Exercise >> An exact copy of all records is expected, minus the images.

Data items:
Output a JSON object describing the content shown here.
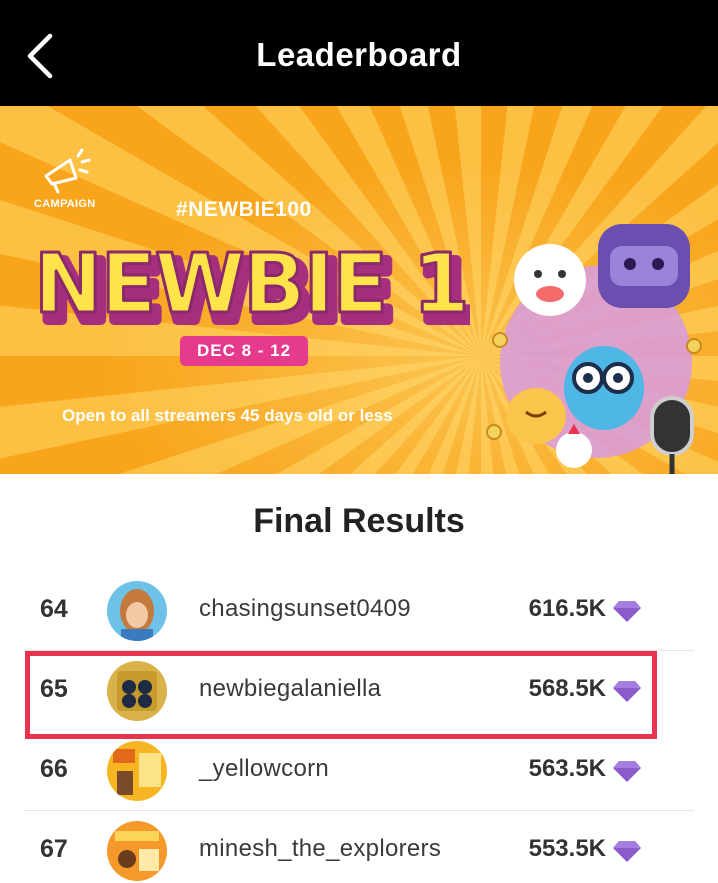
{
  "header": {
    "title": "Leaderboard"
  },
  "banner": {
    "campaign_label": "CAMPAIGN",
    "hashtag": "#NEWBIE100",
    "logo_text": "NEWBIE 100",
    "date_range": "DEC 8 - 12",
    "eligibility": "Open to all streamers 45 days old or less"
  },
  "section_title": "Final Results",
  "leaderboard": [
    {
      "rank": "64",
      "username": "chasingsunset0409",
      "score": "616.5K"
    },
    {
      "rank": "65",
      "username": "newbiegalaniella",
      "score": "568.5K",
      "highlighted": true
    },
    {
      "rank": "66",
      "username": "_yellowcorn",
      "score": "563.5K"
    },
    {
      "rank": "67",
      "username": "minesh_the_explorers",
      "score": "553.5K"
    }
  ],
  "colors": {
    "header_bg": "#000000",
    "banner_orange": "#f8a51c",
    "date_pill": "#e63b8c",
    "highlight_border": "#e8344f",
    "gem_purple": "#8b5cc9"
  },
  "icons": {
    "back": "chevron-left-icon",
    "campaign": "megaphone-icon",
    "currency": "diamond-gem-icon"
  }
}
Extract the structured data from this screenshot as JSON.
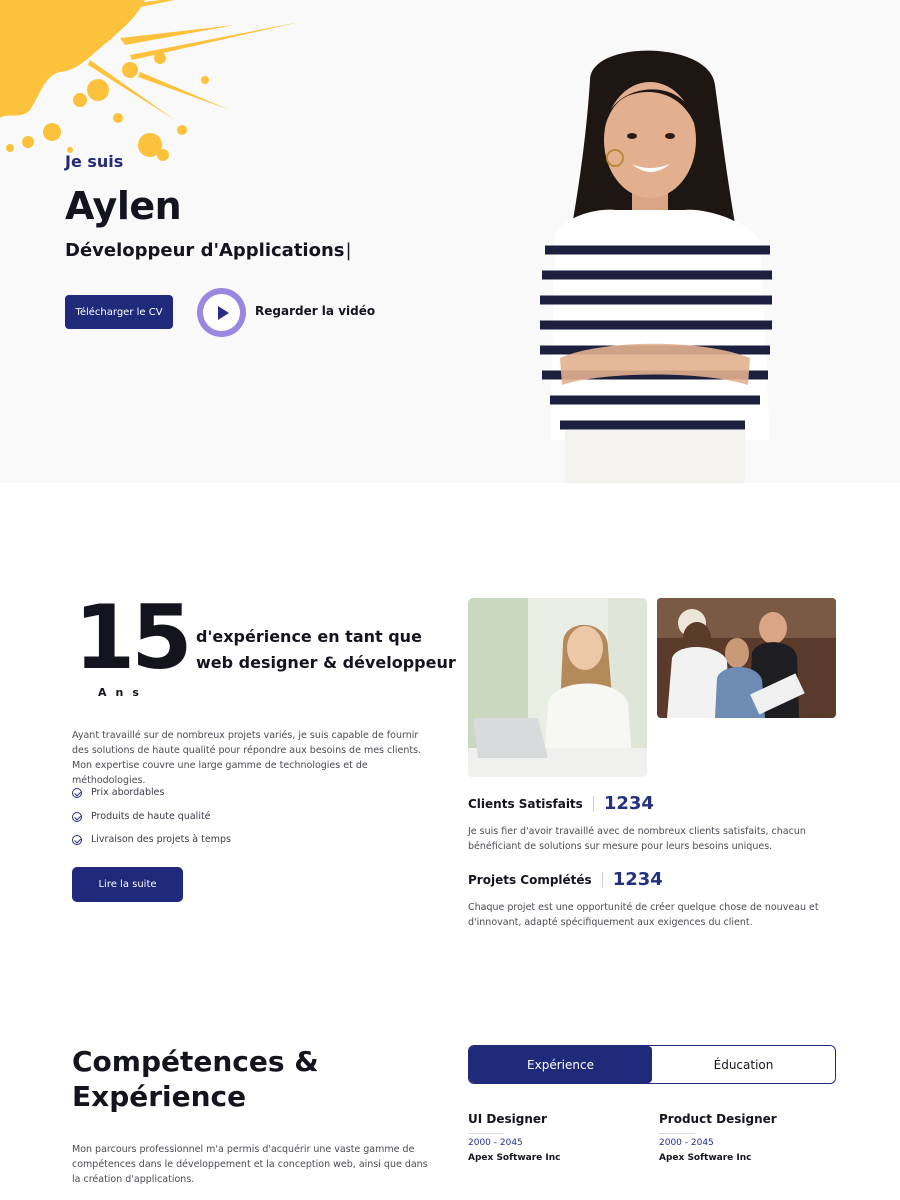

Written response >>
Output a JSON object describing the content shown here.
{
  "header": {
    "title": "Leaderboard"
  },
  "banner": {
    "campaign_label": "CAMPAIGN",
    "hashtag": "#NEWBIE100",
    "logo_text": "NEWBIE 100",
    "date_range": "DEC 8 - 12",
    "eligibility": "Open to all streamers 45 days old or less"
  },
  "section_title": "Final Results",
  "leaderboard": [
    {
      "rank": "64",
      "username": "chasingsunset0409",
      "score": "616.5K"
    },
    {
      "rank": "65",
      "username": "newbiegalaniella",
      "score": "568.5K",
      "highlighted": true
    },
    {
      "rank": "66",
      "username": "_yellowcorn",
      "score": "563.5K"
    },
    {
      "rank": "67",
      "username": "minesh_the_explorers",
      "score": "553.5K"
    }
  ],
  "colors": {
    "header_bg": "#000000",
    "banner_orange": "#f8a51c",
    "date_pill": "#e63b8c",
    "highlight_border": "#e8344f",
    "gem_purple": "#8b5cc9"
  },
  "icons": {
    "back": "chevron-left-icon",
    "campaign": "megaphone-icon",
    "currency": "diamond-gem-icon"
  }
}
Extract the structured data from this screenshot as JSON.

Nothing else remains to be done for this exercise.